As you are meeting with therapists asking about their experiences working with your concerns can begin to let you know if you are potentially a good fit. It will also let you know if your therapist has the training and approach that heads you in the right direction. I would also point out that just because a psychologist doesn't have extensive experience in one area does not mean that you wouldn't want to work with them. Some therapists may have years of experience working with older adults, kids, or any other group but could lack the personal connection or skills you are seeking. Over and over again research has shown that the empathetic listening and insight that comes from therapy is a major element that brings about change. Asking about past clinical experiences though gives you a chance as a client to hear the therapist think out loud about their work and past experiences. This can be a great window into their approach as a therapist.
3) What are your fees, cancellation policies, phone call policies, etc? (And any other topic that may help you understand the expectations and services.)
Whenever I am working with a client for the first time I deliberately make time and space to go over all the polices and procedures in my office. This open conversation helps both of us understand how our relationship in therapy can work and can help us avoid misunderstandings. I let me clients know that our working together is a special type of relationship and when we take time to set the stage we can be more likely reach their goals. Asking a therapist about their procedures and polices helps you hear how prepared they are to offer the types of services you are looking to receive. Boundaries should be clear so that you aren't left to wonder. And when questions come up I hope you will feel you get time and space to ask!

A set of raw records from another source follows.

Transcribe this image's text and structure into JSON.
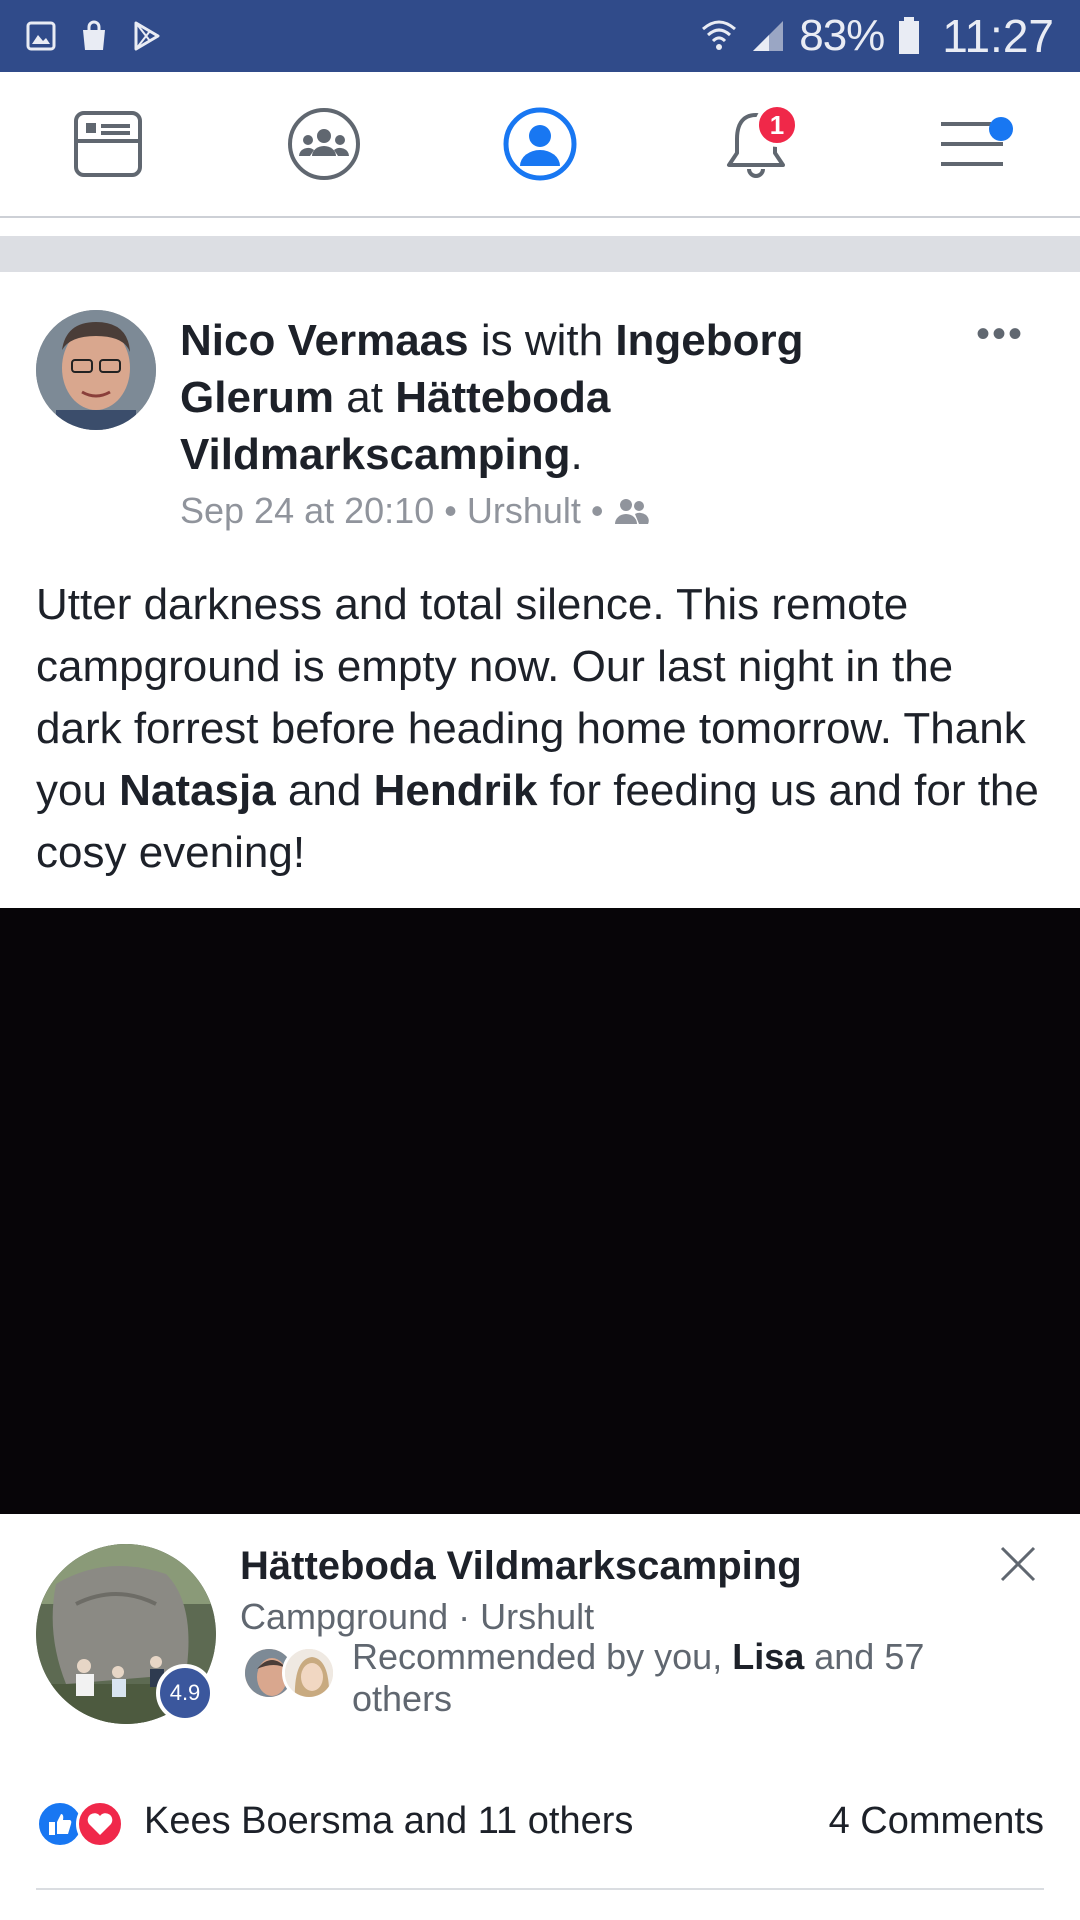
{
  "status_bar": {
    "battery_percent": "83%",
    "time": "11:27",
    "icons": [
      "gallery-icon",
      "shopping-bag-icon",
      "play-store-icon",
      "wifi-icon",
      "signal-icon",
      "battery-icon"
    ]
  },
  "nav": {
    "items": [
      {
        "name": "news-feed-icon"
      },
      {
        "name": "groups-icon"
      },
      {
        "name": "profile-icon",
        "active": true
      },
      {
        "name": "notifications-icon",
        "badge": "1"
      },
      {
        "name": "menu-icon",
        "dot": true
      }
    ],
    "active_color": "#1877f2",
    "badge_color": "#f02849"
  },
  "post": {
    "author": "Nico Vermaas",
    "with_text": " is with ",
    "tagged": "Ingeborg Glerum",
    "at_text": " at ",
    "place": "Hätteboda Vildmarkscamping",
    "end_punct": ".",
    "date": "Sep 24 at 20:10",
    "sep": "•",
    "location": "Urshult",
    "privacy_icon": "friends-icon",
    "more_label": "•••",
    "body_1": "Utter darkness and total silence. This remote campground is empty now. Our last night in the dark forrest before heading home tomorrow. Thank you ",
    "body_name_1": "Natasja",
    "body_2": " and ",
    "body_name_2": "Hendrik",
    "body_3": " for feeding us and for the cosy evening!"
  },
  "place_card": {
    "name": "Hätteboda Vildmarkscamping",
    "subtitle": "Campground · Urshult",
    "rating": "4.9",
    "rec_prefix": "Recommended by you, ",
    "rec_name": "Lisa",
    "rec_suffix": " and 57 others"
  },
  "reactions": {
    "text": "Kees Boersma and 11 others",
    "comments": "4 Comments",
    "like_color": "#1877f2",
    "love_color": "#f0284a"
  }
}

4) What are your strengths as a therapist? What types of continuing education do you enjoy?
Wow! This can be a good question. Here is my opinion on this one... A therapist is always learning and maturing. We have trained and worked for a long time to be licensed and each year continue to engage in professional development courses. Any therapist who is continuing to grow should be thinking about this question. Listening to this answer can help you understand what strengths will assist you in your work as a client and also how your therapist is working to keep their skills up to date.
I hope this post has given you some ideas about how to talk with a therapist and get to know their style. If you would like to hear some more about my work and see if we may be a good fit for your goals give me a call and let's talk.